Creating a Community of Connection
At FamilyWise we often say that parenting is hard, even in the best of circumstances. For children and families to thrive, parents need the support of their communities – friends, neighbors, coaches and mentors, and more. This month we are highlighting an initiative that demonstrates the power of bystanders in supporting family safety and wellbeing through small, intentional acts of kindness. This idea is one of the many behind the Wakanheza Project*, a Ramsey County project that has been building safe environments and preventing violence at a community level for more than 20 years.
The project operates on the principles that violence occurs when people feel powerless and that in order to prevent violence, we need to ask why it is happening. When the Minnesota Children’s Museum began using the Wakanheza project, they consistently noticed heightened tension between parents and their children during transition points in the museum, like waiting in line for tickets. Children were eager and distracted in the environment, and parents were struggling to keep their children in the ticket line. To prevent stressful moments like this, the museum decided to create “Funstigator” and “Playologist” volunteer roles that engage children while they wait. The changes noticeably reduced family stress, and the museum has shared the Wakanheza Project with other museums around the country.
The Wakanheza Project is about seeing when people are struggling in an environment and identifying simple solutions that make people feel acknowledged, connected, and supported. “We all need love, caring, and connection,” says Donald Gault, former Manager of the Healthy Communities Division at Ramsey County and co-creator of the Wakanheza Project. He has seen that when parents receive support and face less stress in their day, they are less likely to treat their children harshly.

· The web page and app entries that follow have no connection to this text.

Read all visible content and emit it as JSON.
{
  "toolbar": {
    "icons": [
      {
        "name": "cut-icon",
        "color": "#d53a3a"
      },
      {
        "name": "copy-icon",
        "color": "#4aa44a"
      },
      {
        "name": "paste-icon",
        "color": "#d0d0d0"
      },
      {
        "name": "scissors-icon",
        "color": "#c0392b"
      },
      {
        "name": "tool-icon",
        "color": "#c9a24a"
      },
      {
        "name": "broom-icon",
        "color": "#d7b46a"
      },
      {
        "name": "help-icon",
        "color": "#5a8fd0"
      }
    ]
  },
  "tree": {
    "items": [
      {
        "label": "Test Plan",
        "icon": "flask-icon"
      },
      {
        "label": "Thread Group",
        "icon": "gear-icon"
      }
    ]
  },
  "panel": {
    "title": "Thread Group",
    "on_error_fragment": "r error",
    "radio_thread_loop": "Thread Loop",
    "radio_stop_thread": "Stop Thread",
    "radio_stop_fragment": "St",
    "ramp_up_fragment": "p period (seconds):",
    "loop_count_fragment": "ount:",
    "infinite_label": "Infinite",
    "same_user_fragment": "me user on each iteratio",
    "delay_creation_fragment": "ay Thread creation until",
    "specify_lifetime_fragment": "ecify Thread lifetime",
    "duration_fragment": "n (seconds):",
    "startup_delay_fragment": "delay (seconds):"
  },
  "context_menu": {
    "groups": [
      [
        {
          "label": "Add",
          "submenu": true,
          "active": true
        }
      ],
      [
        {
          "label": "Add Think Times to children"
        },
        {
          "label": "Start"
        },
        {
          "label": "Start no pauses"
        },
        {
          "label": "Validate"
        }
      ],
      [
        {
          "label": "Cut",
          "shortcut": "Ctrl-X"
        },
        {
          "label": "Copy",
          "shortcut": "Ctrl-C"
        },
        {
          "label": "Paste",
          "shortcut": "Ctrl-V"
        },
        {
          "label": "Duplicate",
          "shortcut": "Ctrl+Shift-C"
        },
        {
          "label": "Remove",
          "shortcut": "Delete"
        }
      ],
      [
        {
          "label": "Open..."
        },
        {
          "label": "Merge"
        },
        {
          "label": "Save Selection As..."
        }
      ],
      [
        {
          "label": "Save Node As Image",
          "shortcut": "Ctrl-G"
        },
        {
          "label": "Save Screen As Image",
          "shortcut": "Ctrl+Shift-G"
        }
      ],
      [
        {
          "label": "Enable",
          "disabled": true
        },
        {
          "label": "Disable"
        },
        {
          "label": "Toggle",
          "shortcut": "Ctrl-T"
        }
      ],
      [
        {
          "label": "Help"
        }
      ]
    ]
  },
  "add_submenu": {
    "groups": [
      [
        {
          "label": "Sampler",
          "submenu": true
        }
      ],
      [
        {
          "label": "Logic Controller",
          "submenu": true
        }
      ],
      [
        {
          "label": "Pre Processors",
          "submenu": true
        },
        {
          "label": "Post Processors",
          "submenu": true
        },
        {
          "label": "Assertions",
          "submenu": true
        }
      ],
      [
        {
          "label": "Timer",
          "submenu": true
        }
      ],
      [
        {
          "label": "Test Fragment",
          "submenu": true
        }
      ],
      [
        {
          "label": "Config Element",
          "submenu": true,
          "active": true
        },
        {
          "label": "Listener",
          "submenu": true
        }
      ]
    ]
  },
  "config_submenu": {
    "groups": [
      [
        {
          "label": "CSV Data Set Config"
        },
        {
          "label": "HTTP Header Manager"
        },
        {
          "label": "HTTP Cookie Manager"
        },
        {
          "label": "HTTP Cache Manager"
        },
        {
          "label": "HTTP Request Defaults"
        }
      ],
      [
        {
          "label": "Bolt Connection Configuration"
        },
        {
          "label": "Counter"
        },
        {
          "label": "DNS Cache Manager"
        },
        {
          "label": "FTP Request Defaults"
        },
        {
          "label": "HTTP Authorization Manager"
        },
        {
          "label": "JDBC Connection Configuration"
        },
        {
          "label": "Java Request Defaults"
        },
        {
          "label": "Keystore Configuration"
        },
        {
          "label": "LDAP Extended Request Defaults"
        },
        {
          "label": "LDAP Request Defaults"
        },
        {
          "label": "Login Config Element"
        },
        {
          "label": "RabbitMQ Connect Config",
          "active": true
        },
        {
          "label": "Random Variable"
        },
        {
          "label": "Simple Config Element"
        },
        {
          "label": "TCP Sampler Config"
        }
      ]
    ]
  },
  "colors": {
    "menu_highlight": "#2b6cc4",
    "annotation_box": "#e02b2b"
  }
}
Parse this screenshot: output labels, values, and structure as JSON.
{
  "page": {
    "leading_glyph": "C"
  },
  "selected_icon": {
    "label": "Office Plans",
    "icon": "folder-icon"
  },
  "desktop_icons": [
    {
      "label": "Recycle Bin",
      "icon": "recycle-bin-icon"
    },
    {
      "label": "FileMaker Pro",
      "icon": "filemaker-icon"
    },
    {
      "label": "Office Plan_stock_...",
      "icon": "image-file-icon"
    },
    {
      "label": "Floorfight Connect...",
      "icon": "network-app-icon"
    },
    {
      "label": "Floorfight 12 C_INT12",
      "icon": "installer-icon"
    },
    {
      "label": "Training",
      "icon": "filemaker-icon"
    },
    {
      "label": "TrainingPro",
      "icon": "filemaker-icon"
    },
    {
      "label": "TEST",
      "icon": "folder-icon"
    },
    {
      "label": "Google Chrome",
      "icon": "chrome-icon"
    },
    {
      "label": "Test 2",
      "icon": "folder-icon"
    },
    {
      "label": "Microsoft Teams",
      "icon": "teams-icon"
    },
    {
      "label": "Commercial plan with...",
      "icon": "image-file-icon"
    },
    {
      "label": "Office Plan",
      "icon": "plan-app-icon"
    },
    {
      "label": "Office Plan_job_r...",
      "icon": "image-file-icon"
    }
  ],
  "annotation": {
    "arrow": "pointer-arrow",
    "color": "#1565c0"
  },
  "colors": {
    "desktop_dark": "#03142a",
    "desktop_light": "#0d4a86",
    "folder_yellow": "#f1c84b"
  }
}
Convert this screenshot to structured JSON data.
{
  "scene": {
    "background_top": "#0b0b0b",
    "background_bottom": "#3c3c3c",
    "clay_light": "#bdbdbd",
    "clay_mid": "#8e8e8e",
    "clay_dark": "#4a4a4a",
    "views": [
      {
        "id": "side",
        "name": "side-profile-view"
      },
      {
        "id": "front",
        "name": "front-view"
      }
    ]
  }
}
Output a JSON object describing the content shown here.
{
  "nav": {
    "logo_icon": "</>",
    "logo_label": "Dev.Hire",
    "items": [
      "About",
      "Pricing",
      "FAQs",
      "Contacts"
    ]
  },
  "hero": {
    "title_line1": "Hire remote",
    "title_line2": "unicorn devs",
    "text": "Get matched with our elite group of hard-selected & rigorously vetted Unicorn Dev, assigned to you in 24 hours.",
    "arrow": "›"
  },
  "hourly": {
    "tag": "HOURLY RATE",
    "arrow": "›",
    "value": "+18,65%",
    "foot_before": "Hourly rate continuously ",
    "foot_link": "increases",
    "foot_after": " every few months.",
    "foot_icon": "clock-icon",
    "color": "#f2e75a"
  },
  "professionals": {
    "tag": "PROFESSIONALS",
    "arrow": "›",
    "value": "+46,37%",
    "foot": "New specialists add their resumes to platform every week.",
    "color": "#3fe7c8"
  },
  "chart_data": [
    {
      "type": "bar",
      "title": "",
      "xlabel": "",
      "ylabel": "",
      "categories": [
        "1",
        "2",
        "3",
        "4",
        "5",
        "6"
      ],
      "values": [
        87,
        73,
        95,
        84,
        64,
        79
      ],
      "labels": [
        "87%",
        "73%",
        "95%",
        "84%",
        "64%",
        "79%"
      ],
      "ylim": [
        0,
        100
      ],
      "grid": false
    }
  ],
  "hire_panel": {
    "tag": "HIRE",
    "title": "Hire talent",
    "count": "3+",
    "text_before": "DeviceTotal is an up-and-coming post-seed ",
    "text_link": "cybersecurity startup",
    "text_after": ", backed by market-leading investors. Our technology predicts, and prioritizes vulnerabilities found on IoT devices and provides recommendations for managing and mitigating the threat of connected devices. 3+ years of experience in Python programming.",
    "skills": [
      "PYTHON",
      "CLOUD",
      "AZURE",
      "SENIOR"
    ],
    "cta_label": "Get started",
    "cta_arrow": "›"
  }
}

Wakanheza is the Dakota word for child and literally means “sacred being.” This language is powerful, because referring to children as sacred beings informs how we treat them. The word and spirit of Wakanheza, that children are to be regarded and treated as sacred beings, was shared and offered to be the center of this work in the early ‘90’s by Gaby Strong, then Executive Director of Ain Dah Yung Center in St. Paul. Being thoughtful and intentional about how we treat others can have a significant impact on the people we interact with every day. “We all have an opportunity to create human and humane communities,” says Donald.
Applying Wakanheza to Your Daily Life
We can all apply the principles of the Wakanheza Project to our daily lives. Parenting in public is difficult, so when you see parents, or anyone at all, having a hard time in a moment or feeling powerless, there are ways you can help diffuse the situation and brighten their day:
- Offer assurance through a smile or a nod.
- Show empathy and imagine yourself in the other person’s shoes.
- Distract or redirect their attention away from the stressful situation.
- Find something positive to say about the child, young person, or adult.
- Offer encouragement about something positive that you see in the situation.
By creating a community of acknowledgment and connection, our “village” can work together to make parenting, and life, easier for everyone.
*In recent years, The Wakanheza Project has grown into Authentic Connections, utilizing these same principles to create welcoming and caring environments and communities for youth and adults. For more information on Authentic Connection, visit this link: https://www.ramseycounty.us/residents/health-medical/public-health-initiatives/authentic-connections